Sound confusing? Many Americans are confused by what can and what cannot pass by their will. Many also assume that a will takes care of everything.
There are several situations in which a will does not control the transfer of an asset. Disposition of property may be determined by state law, federal law or a private contract, depending on the form of ownership of an asset. For example, IRA assets pass to heirs via beneficiary designation forms, not a will.
Regardless of how perfect and well drafted a last will and testament may be, the terms of your will do not override the terms of your insurance policies, IRA or 401(k) custodial agreement.
It is critical to make sure all beneficiary designation forms are up to date. If you made a beneficiary designation mistake, it could be too late to fix it – some errors cannot be corrected. Do a beneficiary review at least once per year and any time a life changing event occurs such as a birth, death, marriage, divorce or other event that impacts your assets.
Here are just a few common assets that do not pass through a will:

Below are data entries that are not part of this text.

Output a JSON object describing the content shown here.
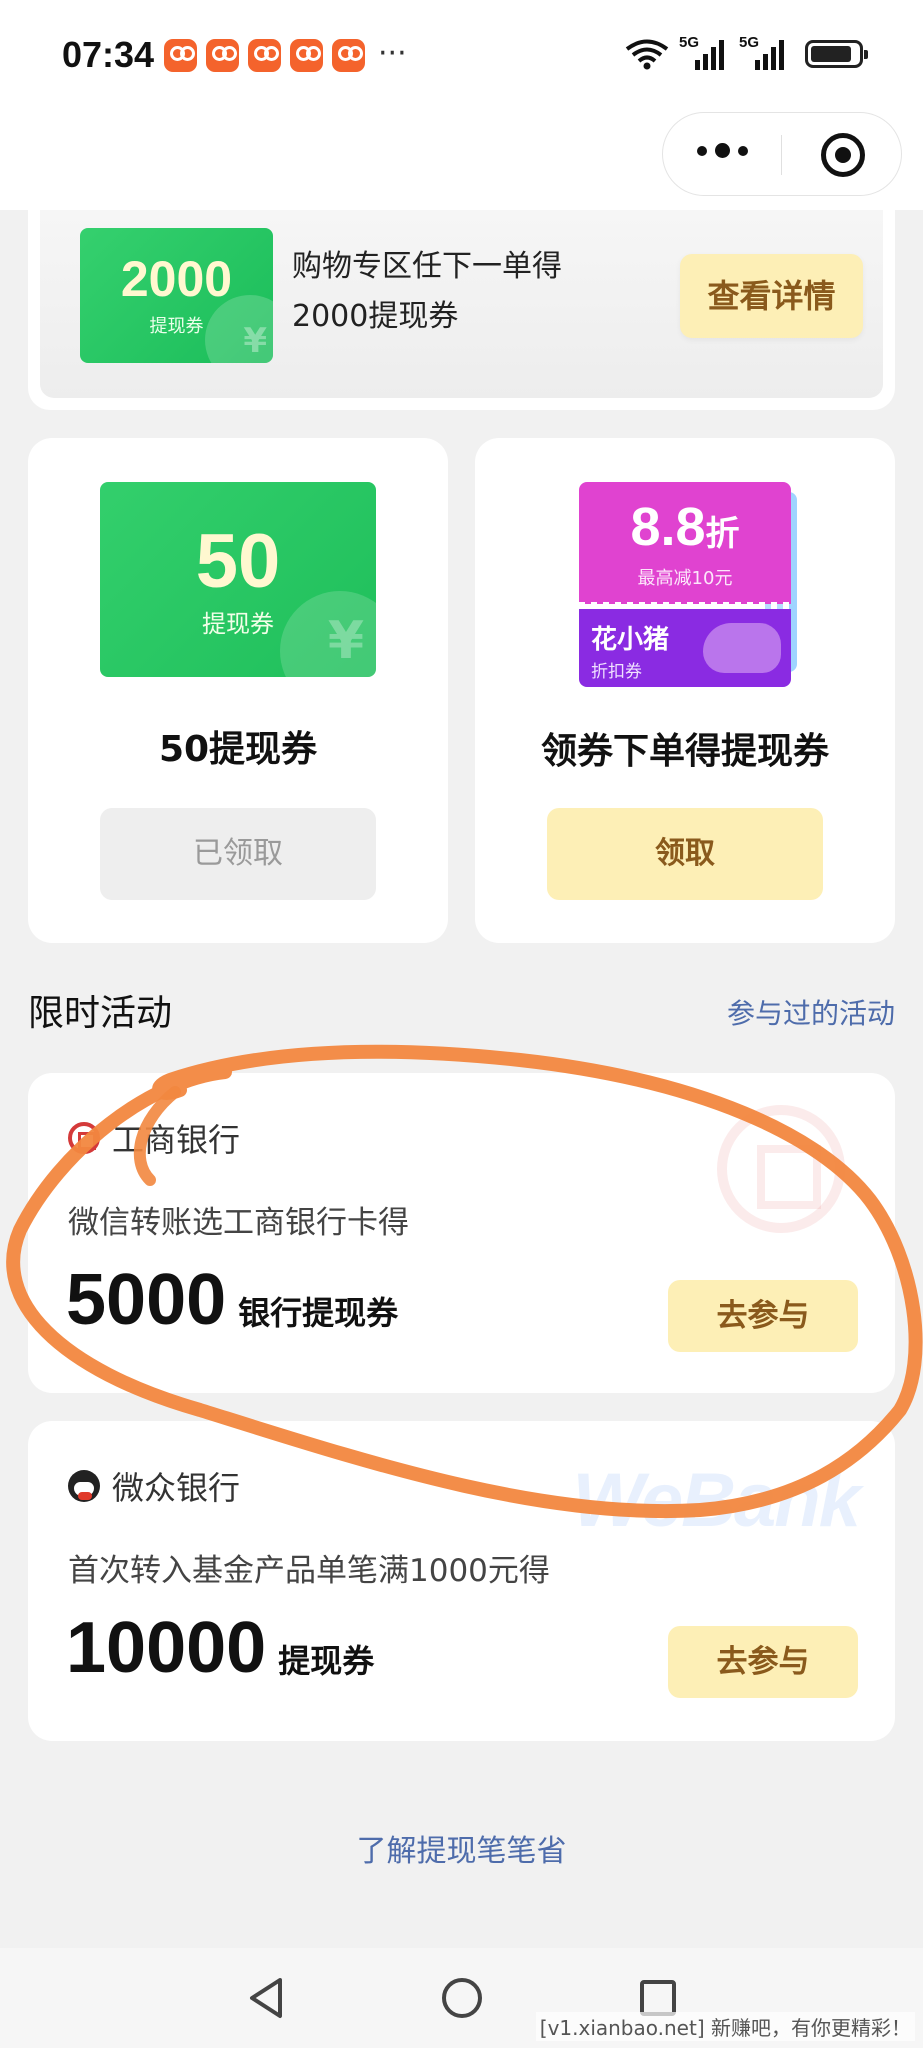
{
  "status_bar": {
    "time": "07:34",
    "more": "···",
    "signal1": "5G",
    "signal2": "5G"
  },
  "top_card": {
    "voucher_amount": "2000",
    "voucher_label": "提现券",
    "yen": "¥",
    "desc_line1": "购物专区任下一单得",
    "desc_line2": "2000提现券",
    "button": "查看详情"
  },
  "left_card": {
    "voucher_amount": "50",
    "voucher_label": "提现券",
    "yen": "¥",
    "title": "50提现券",
    "button": "已领取"
  },
  "right_card": {
    "discount": "8.8",
    "discount_unit": "折",
    "discount_sub": "最高减10元",
    "brand": "花小猪",
    "coupon_kind": "折扣券",
    "title": "领券下单得提现券",
    "button": "领取"
  },
  "section": {
    "title": "限时活动",
    "link": "参与过的活动"
  },
  "activities": [
    {
      "bank": "工商银行",
      "desc": "微信转账选工商银行卡得",
      "amount": "5000",
      "unit": "银行提现券",
      "button": "去参与"
    },
    {
      "bank": "微众银行",
      "desc": "首次转入基金产品单笔满1000元得",
      "amount": "10000",
      "unit": "提现券",
      "button": "去参与",
      "watermark": "WeBank"
    }
  ],
  "footer_link": "了解提现笔笔省",
  "bottom_watermark": "[v1.xianbao.net] 新赚吧，有你更精彩！",
  "colors": {
    "accent_gold_bg": "#fdefb6",
    "accent_gold_text": "#8a5a1c",
    "link_blue": "#4e6cab",
    "voucher_green": "#1fbf5b",
    "annotation_orange": "#f2873f"
  }
}
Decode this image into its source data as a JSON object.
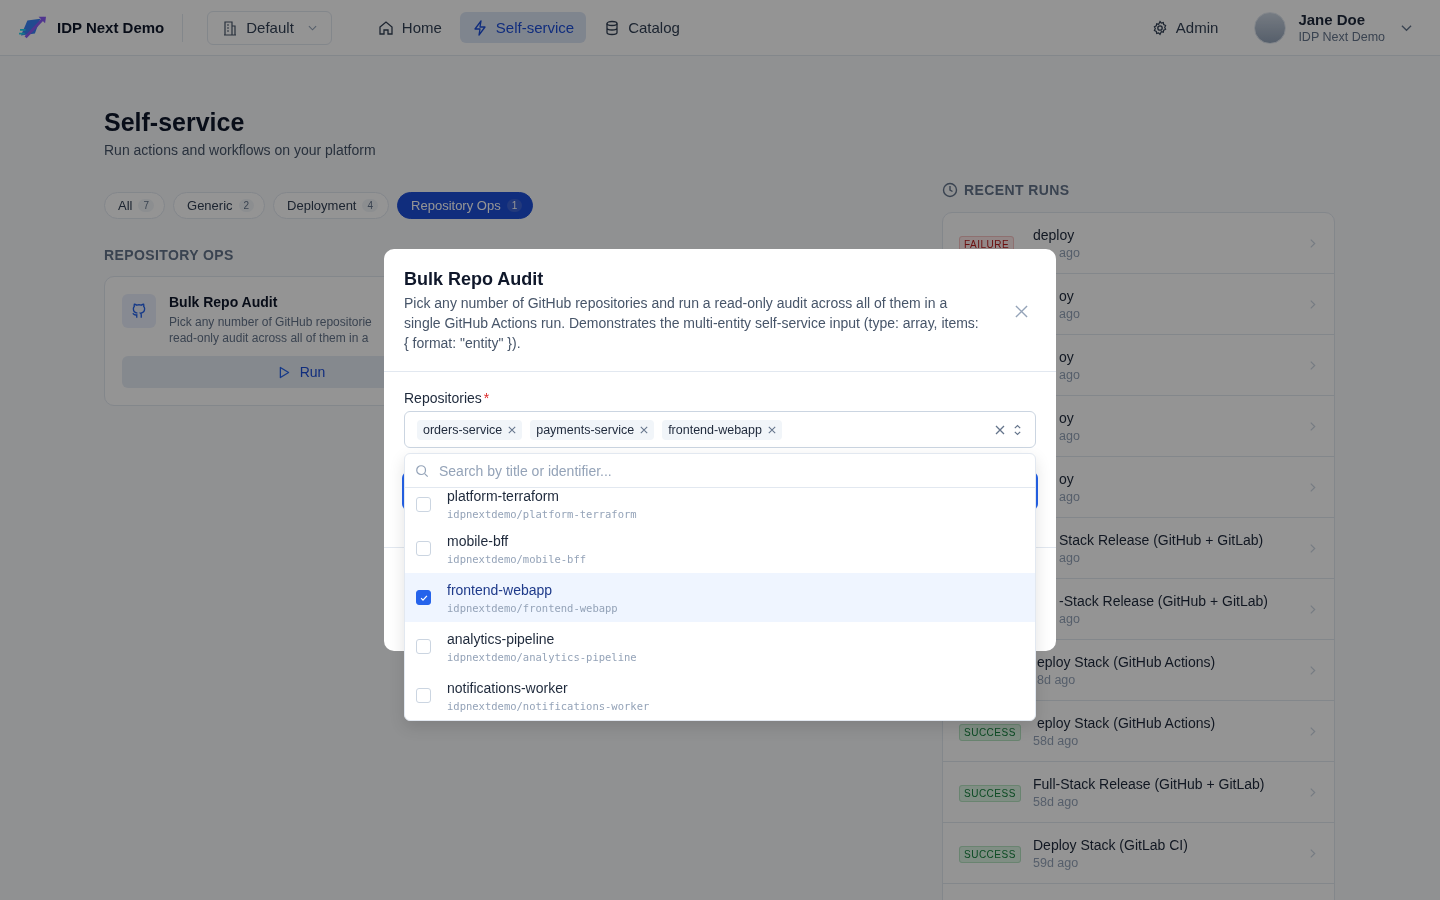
{
  "header": {
    "brand": "IDP Next Demo",
    "workspace": "Default",
    "nav": [
      {
        "label": "Home",
        "selected": false
      },
      {
        "label": "Self-service",
        "selected": true
      },
      {
        "label": "Catalog",
        "selected": false
      }
    ],
    "admin": "Admin",
    "user": {
      "name": "Jane Doe",
      "org": "IDP Next Demo"
    }
  },
  "page": {
    "title": "Self-service",
    "subtitle": "Run actions and workflows on your platform"
  },
  "filters": [
    {
      "label": "All",
      "count": "7",
      "selected": false
    },
    {
      "label": "Generic",
      "count": "2",
      "selected": false
    },
    {
      "label": "Deployment",
      "count": "4",
      "selected": false
    },
    {
      "label": "Repository Ops",
      "count": "1",
      "selected": true
    }
  ],
  "section": {
    "title": "REPOSITORY OPS",
    "card": {
      "title": "Bulk Repo Audit",
      "description_lines": [
        "Pick any number of GitHub repositorie",
        "read-only audit across all of them in a"
      ],
      "button": "Run"
    }
  },
  "recent_runs": {
    "title": "RECENT RUNS",
    "rows": [
      {
        "kind": "modal-top",
        "badge": {
          "text": "FAILURE",
          "kind": "failure"
        },
        "name": "deploy",
        "time": "ago"
      },
      {
        "kind": "modal",
        "name": "oy",
        "time": "ago"
      },
      {
        "kind": "modal",
        "name": "oy",
        "time": "ago"
      },
      {
        "kind": "modal",
        "name": "oy",
        "time": "ago"
      },
      {
        "kind": "modal",
        "name": "oy",
        "time": "ago"
      },
      {
        "kind": "modal",
        "name": "Stack Release (GitHub + GitLab)",
        "time": "ago"
      },
      {
        "kind": "modal",
        "name": "-Stack Release (GitHub + GitLab)",
        "time": "ago"
      },
      {
        "kind": "list",
        "name": "eploy Stack (GitHub Actions)",
        "time": "8d ago"
      },
      {
        "kind": "list-bottom",
        "badge": {
          "text": "SUCCESS",
          "kind": "success"
        },
        "name": "eploy Stack (GitHub Actions)",
        "time": "58d ago"
      },
      {
        "kind": "full",
        "badge": {
          "text": "SUCCESS",
          "kind": "success"
        },
        "name": "Full-Stack Release (GitHub + GitLab)",
        "time": "58d ago"
      },
      {
        "kind": "full",
        "badge": {
          "text": "SUCCESS",
          "kind": "success"
        },
        "name": "Deploy Stack (GitLab CI)",
        "time": "59d ago"
      }
    ]
  },
  "modal": {
    "title": "Bulk Repo Audit",
    "description": "Pick any number of GitHub repositories and run a read-only audit across all of them in a single GitHub Actions run. Demonstrates the multi-entity self-service input (type: array, items: { format: \"entity\" }).",
    "field": {
      "label": "Repositories",
      "required_mark": "*",
      "chips": [
        "orders-service",
        "payments-service",
        "frontend-webapp"
      ]
    },
    "dropdown": {
      "placeholder": "Search by title or identifier...",
      "options": [
        {
          "name": "platform-terraform",
          "path": "idpnextdemo/platform-terraform",
          "checked": false,
          "selected": false
        },
        {
          "name": "mobile-bff",
          "path": "idpnextdemo/mobile-bff",
          "checked": false,
          "selected": false
        },
        {
          "name": "frontend-webapp",
          "path": "idpnextdemo/frontend-webapp",
          "checked": true,
          "selected": true
        },
        {
          "name": "analytics-pipeline",
          "path": "idpnextdemo/analytics-pipeline",
          "checked": false,
          "selected": false
        },
        {
          "name": "notifications-worker",
          "path": "idpnextdemo/notifications-worker",
          "checked": false,
          "selected": false
        }
      ]
    }
  }
}
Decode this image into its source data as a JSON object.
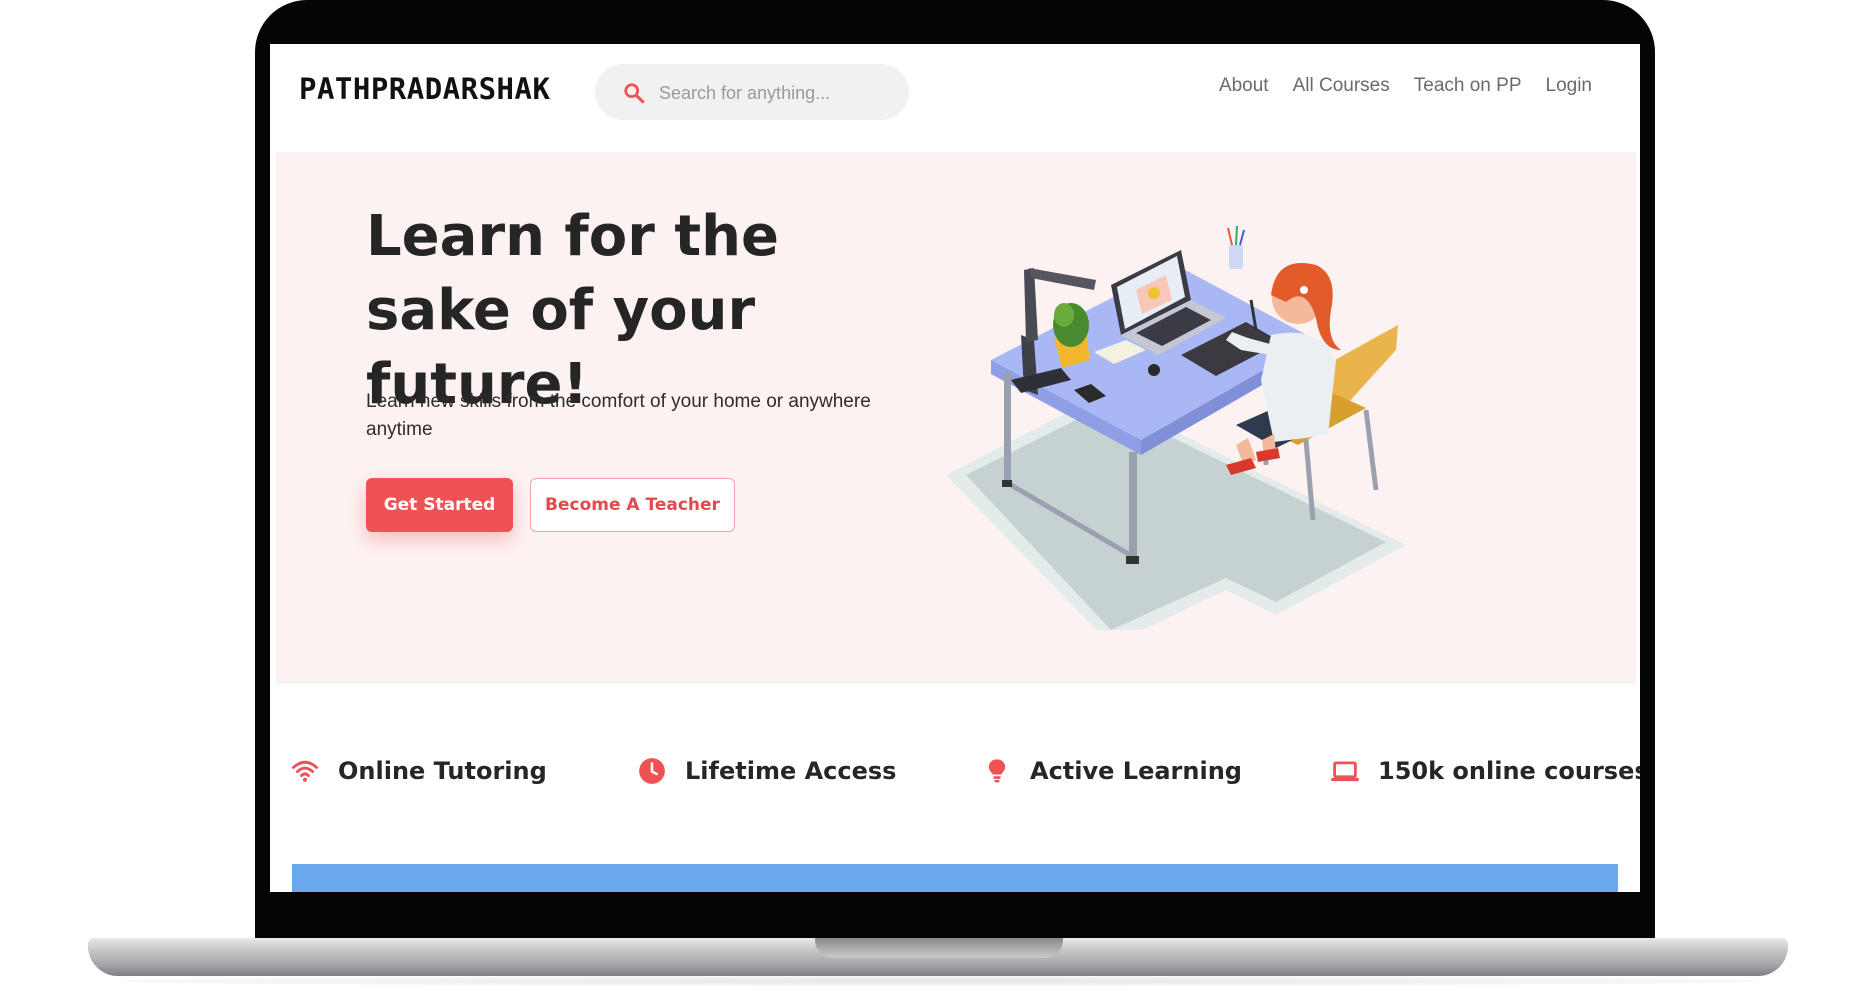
{
  "colors": {
    "accent": "#ee5254",
    "hero_bg": "#fdf2f2",
    "band": "#6aa8ee"
  },
  "nav": {
    "brand": "PATHPRADARSHAK",
    "search_placeholder": "Search for anything...",
    "search_icon": "search-icon",
    "links": [
      "About",
      "All Courses",
      "Teach on PP",
      "Login"
    ]
  },
  "hero": {
    "title": "Learn for the sake of your future!",
    "subtitle": "Learn new skills from the comfort of your home or anywhere anytime",
    "primary_button": "Get Started",
    "secondary_button": "Become A Teacher",
    "illustration": "woman-at-desk-illustration"
  },
  "features": [
    {
      "icon": "wifi-icon",
      "label": "Online Tutoring"
    },
    {
      "icon": "clock-icon",
      "label": "Lifetime Access"
    },
    {
      "icon": "lightbulb-icon",
      "label": "Active Learning"
    },
    {
      "icon": "laptop-icon",
      "label": "150k online courses"
    }
  ]
}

Joint Tenancy Property
Community Property with Right of Survivorship
Life Insurance Policy